• Your instructions:
Count the lines below that contain the word "symbol" and give only that number.

[Stored items from a collection]
══════════════════════════════

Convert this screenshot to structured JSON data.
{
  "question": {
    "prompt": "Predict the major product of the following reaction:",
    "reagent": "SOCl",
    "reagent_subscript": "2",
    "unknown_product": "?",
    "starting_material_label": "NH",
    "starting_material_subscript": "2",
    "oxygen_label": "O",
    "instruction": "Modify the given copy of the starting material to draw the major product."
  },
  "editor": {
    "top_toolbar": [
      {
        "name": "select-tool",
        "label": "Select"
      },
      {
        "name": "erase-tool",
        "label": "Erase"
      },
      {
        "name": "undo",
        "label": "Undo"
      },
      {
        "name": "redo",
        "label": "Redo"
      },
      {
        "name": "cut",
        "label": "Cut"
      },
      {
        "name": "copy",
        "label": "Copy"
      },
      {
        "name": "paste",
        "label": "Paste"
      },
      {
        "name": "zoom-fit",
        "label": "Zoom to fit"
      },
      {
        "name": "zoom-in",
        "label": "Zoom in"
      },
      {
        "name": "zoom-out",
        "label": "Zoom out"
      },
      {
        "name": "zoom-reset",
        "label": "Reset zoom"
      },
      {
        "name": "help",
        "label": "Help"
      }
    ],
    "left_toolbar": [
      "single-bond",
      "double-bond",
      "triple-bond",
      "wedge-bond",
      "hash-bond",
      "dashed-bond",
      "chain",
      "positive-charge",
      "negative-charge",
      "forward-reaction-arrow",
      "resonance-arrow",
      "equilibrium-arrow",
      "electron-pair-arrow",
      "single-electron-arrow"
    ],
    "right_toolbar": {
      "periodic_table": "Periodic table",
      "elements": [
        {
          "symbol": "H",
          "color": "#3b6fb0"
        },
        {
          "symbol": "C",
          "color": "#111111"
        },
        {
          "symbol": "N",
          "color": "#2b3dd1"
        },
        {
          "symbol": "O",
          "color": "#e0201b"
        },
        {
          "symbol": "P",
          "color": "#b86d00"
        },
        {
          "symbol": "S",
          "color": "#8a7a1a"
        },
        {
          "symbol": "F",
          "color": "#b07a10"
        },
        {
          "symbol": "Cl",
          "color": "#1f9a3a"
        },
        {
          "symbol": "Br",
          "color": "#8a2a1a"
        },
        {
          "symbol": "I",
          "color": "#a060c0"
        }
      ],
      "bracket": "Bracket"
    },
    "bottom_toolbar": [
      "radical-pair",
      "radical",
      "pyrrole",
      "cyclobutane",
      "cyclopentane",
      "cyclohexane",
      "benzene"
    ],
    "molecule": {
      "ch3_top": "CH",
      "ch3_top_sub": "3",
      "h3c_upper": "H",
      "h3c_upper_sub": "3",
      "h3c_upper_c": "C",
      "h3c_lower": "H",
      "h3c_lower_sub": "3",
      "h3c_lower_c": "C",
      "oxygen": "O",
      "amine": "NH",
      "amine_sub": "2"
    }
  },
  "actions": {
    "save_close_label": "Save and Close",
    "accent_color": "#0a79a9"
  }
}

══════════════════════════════

• Answer space:
10